Monday, October 5, 2009

Metric live in Melbourne 2009 - venue: Billboard Club

There's no doubt the exposure of having your songs in the latest ultra-trendy HBO drama series works well for bands. Looking around at the ecstatic crowd gathered to see Metric tonight, I'd say (making one of many broad sweeping judgments to come) most their fans were watching Grey's Anatomy or CSI when they first heard them. This is their first ever Australian visit, but it has been preceded by half a dozen of the Toronto band’s songs playing over the credits of all the credible US dramas. This is the modern equivalent of three top 20 singles and a saucy photo scandal, probably.

In reality, Metric have gained much of their notoriety overseas through connections with fellow Canadians, the much loved Stars, sharing flats with the Yeah Yeah Yeahs and good old fashioned touring. In their early days Metric also worked briefly with legendary UK dance producer Stephen Hague whose influence comes through on Twilight Galaxy, which opens the set at Billboard tonight. As far as beginnings go, it's a perfect start to the high energy performance. Singer Emily Haines rocks back and fourth as she pounds the keyboard, creating a thick pulsing layer of techno-noise almost drowning out the band. The last show I saw at the Billboard was Primal Scream who completely slayed my senses (including the all important sense of balance) so to avoid a repeat of that, I stayed close to the back of the room. There's something strange about the way the Billboard is designed - it seems to trap the energy of the bands and the punters which gradually builds into an oppressive, heavy atmosphere. I'm thinking about ventilation but can't take my eyes off these frantic pogo-ing figures getting off to all that sweet noise.

Metric were no wilting flowers themselves, leaping and darting around the stage. Haines especially is fun to watch as she throws her tall thin frame about like a woman possessed. Guitarist Jimmy Shaw and bassist Josh Winstead are all smiles, throwing action poses in between bouts of jumping on the spot. Behind the band there are four equal sized rectangle screens constantly changing colour and pattern - I think we're being hypnotised. There are also two live feed screens of the stage for the people at the back of them room, which actually offer a relief from the visual overload happening at the front. Four static cameras lazily switch between views of each member, reminding me of dodgy bootleg concert videos you used to get at record fairs.

During the stadium-sized Gimme Sympathy, one of the cameras catches the fans close to the stage half bathed in light, all grinning and singing along to every word of this song. I’m not totally clear on the meaning of Gimme Sympathy but it seems to be about knocking bands whose sound rips off the Beatles and the Stones. In 2005 Metric supported The Rolling Stones on tour which makes me think there could be a mutual appreciation thing going on between the two groups.

One thing that is clear even from the back of the venue is the mutual appreciation between Metric and their audience.
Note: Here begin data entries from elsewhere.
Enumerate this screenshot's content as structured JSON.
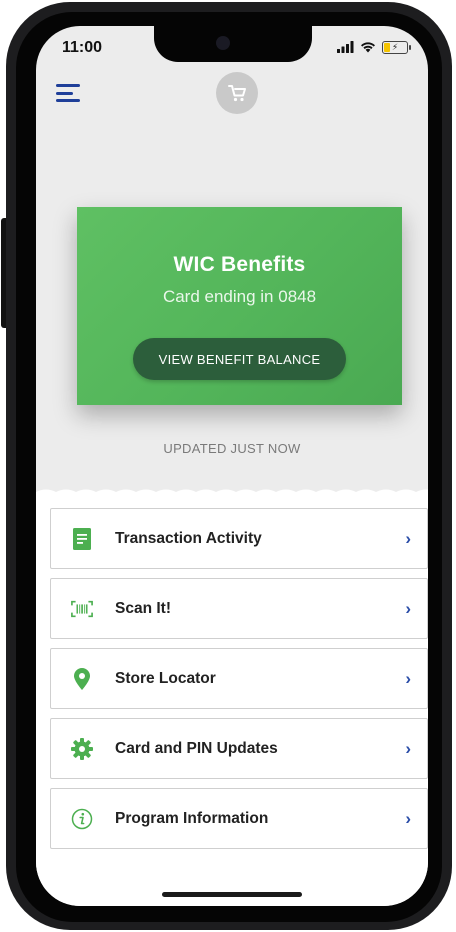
{
  "status_bar": {
    "time": "11:00",
    "icons": [
      "signal-icon",
      "wifi-icon",
      "battery-charging-icon"
    ],
    "battery_level": 0.35
  },
  "header": {
    "menu_icon": "hamburger-menu-icon",
    "cart_icon": "shopping-cart-icon"
  },
  "benefit_card": {
    "title": "WIC Benefits",
    "subtitle": "Card ending in 0848",
    "button_label": "VIEW BENEFIT BALANCE"
  },
  "updated_text": "UPDATED JUST NOW",
  "menu": {
    "items": [
      {
        "label": "Transaction Activity",
        "icon": "document-icon"
      },
      {
        "label": "Scan It!",
        "icon": "barcode-scan-icon"
      },
      {
        "label": "Store Locator",
        "icon": "location-pin-icon"
      },
      {
        "label": "Card and PIN Updates",
        "icon": "gear-icon"
      },
      {
        "label": "Program Information",
        "icon": "info-icon"
      }
    ],
    "chevron": "›"
  },
  "colors": {
    "card_green": "#55b85a",
    "button_dark_green": "#2c5e3b",
    "icon_green": "#4caf50",
    "accent_blue": "#1f3f99"
  }
}
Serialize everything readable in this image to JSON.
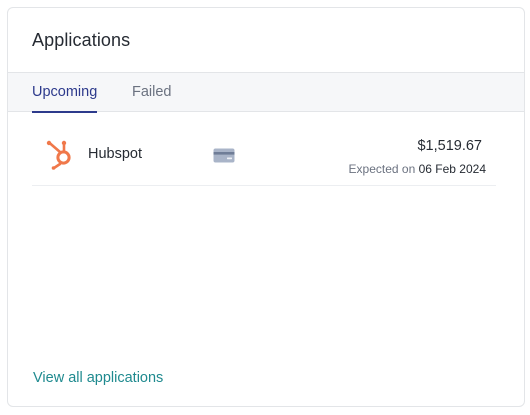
{
  "card": {
    "title": "Applications",
    "tabs": [
      {
        "label": "Upcoming",
        "active": true
      },
      {
        "label": "Failed",
        "active": false
      }
    ],
    "rows": [
      {
        "app_name": "Hubspot",
        "app_icon": "hubspot-icon",
        "payment_icon": "credit-card-icon",
        "amount": "$1,519.67",
        "expected_label": "Expected on",
        "expected_date": "06 Feb 2024"
      }
    ],
    "footer_link": "View all applications"
  },
  "colors": {
    "accent": "#2d3a8c",
    "link": "#1f8a8f",
    "hubspot": "#f0784a"
  }
}
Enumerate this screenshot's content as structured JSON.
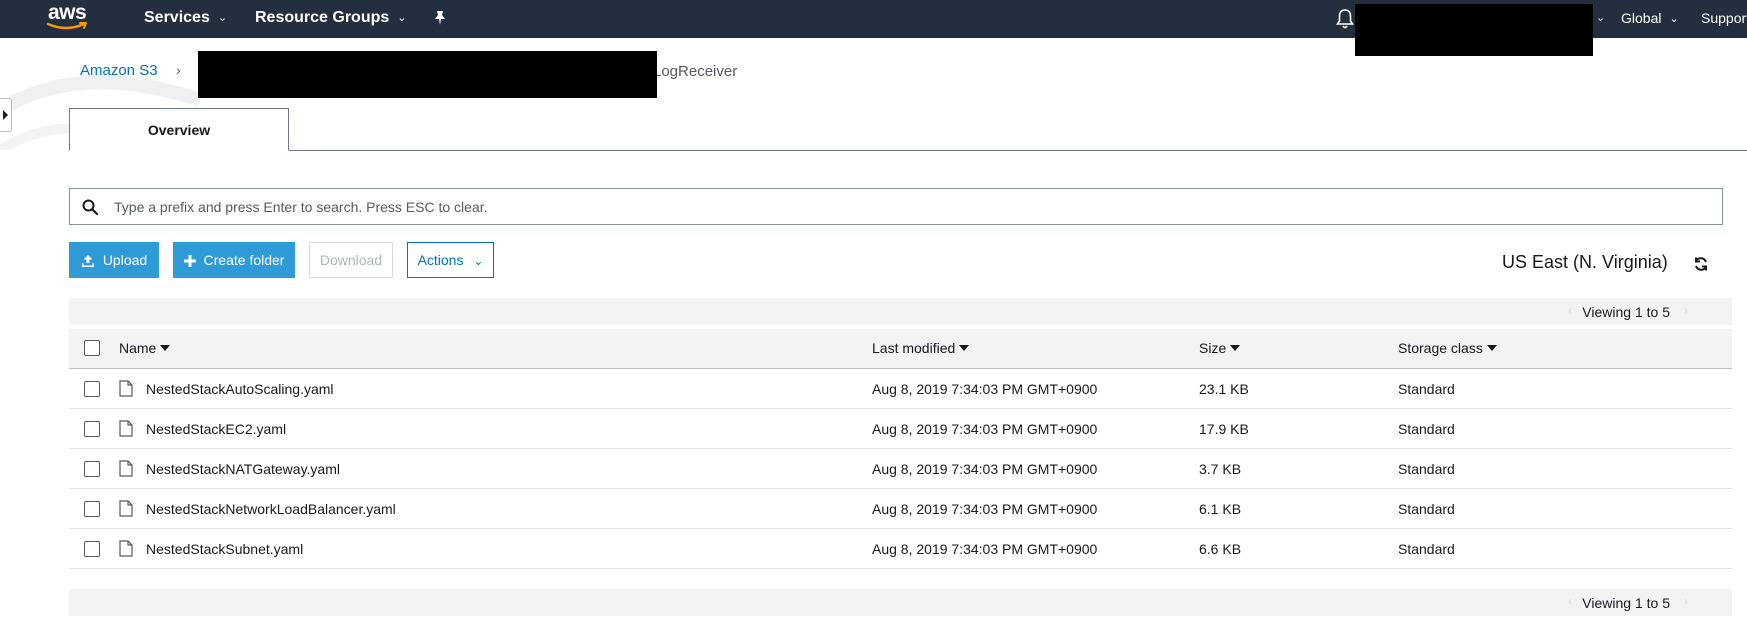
{
  "topnav": {
    "logo_text": "aws",
    "services_label": "Services",
    "resource_groups_label": "Resource Groups",
    "global_label": "Global",
    "support_label": "Support"
  },
  "breadcrumb": {
    "root_label": "Amazon S3",
    "separator": "›",
    "current_suffix": "LogReceiver"
  },
  "tabs": [
    {
      "label": "Overview",
      "active": true
    }
  ],
  "search": {
    "placeholder": "Type a prefix and press Enter to search. Press ESC to clear.",
    "value": ""
  },
  "toolbar": {
    "upload_label": "Upload",
    "create_folder_label": "Create folder",
    "download_label": "Download",
    "actions_label": "Actions",
    "region_label": "US East (N. Virginia)"
  },
  "table": {
    "viewing_top": "Viewing 1 to 5",
    "viewing_bottom": "Viewing 1 to 5",
    "columns": {
      "name": "Name",
      "last_modified": "Last modified",
      "size": "Size",
      "storage_class": "Storage class"
    },
    "rows": [
      {
        "name": "NestedStackAutoScaling.yaml",
        "last_modified": "Aug 8, 2019 7:34:03 PM GMT+0900",
        "size": "23.1 KB",
        "storage_class": "Standard"
      },
      {
        "name": "NestedStackEC2.yaml",
        "last_modified": "Aug 8, 2019 7:34:03 PM GMT+0900",
        "size": "17.9 KB",
        "storage_class": "Standard"
      },
      {
        "name": "NestedStackNATGateway.yaml",
        "last_modified": "Aug 8, 2019 7:34:03 PM GMT+0900",
        "size": "3.7 KB",
        "storage_class": "Standard"
      },
      {
        "name": "NestedStackNetworkLoadBalancer.yaml",
        "last_modified": "Aug 8, 2019 7:34:03 PM GMT+0900",
        "size": "6.1 KB",
        "storage_class": "Standard"
      },
      {
        "name": "NestedStackSubnet.yaml",
        "last_modified": "Aug 8, 2019 7:34:03 PM GMT+0900",
        "size": "6.6 KB",
        "storage_class": "Standard"
      }
    ]
  },
  "colors": {
    "topnav_bg": "#232f3e",
    "primary_button": "#2e9bd6",
    "link": "#0073bb",
    "aws_smile": "#ff9900"
  },
  "icons": [
    "aws-smile-icon",
    "chevron-down-icon",
    "pin-icon",
    "bell-icon",
    "search-icon",
    "upload-icon",
    "plus-icon",
    "refresh-icon",
    "file-icon",
    "sort-caret-icon",
    "sidebar-toggle-icon"
  ]
}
Everyone up front seems determined to make the band feel welcome and greatly anticipated, while Metric are gunning to win over everyone not already into it. That vibe rules the night and it’s almost an exhaustive feeling of love between band and fans, to the point where I feel like I’m intruding on two young lovers in the honeymoon period.

There isn’t a great deal of talk in between shags, sorry, songs, but rather it’s a call and response during the more well known numbers. Haines barks a line and holds her mic over the heads of front row, they respond enthusiastically and apparently correctly to each ‘command’. Despite all of the exuberance and pace of the show, I feel as though Metric have left their best ‘til last; Help I’m Alive comes along and kicks up a massive storm of noise and feedback while the stage is drenched in blue light. This ‘My Bloody Valentine moment’ comes as a welcome shock, but only makes me wish more of their songs tonight had the same thrill factor. After a brief exodus, there’s just a single encore of Stadium Love which is the band’s only softy.

Metric have four albums in the bag and have been playing together for ten years, so they have a comfortable confidence as a live band. I don’t know if tonight is them playing at their best or taking a bit of a walk through the routine, but something didn’t fully translate to me as a punter. I wouldn’t say I’m a convert to what for some fans here tonight is “the church of Metric”, but I’ll gladly drop into the confessional and admit to having a damn good time.


No comments:

Post a Comment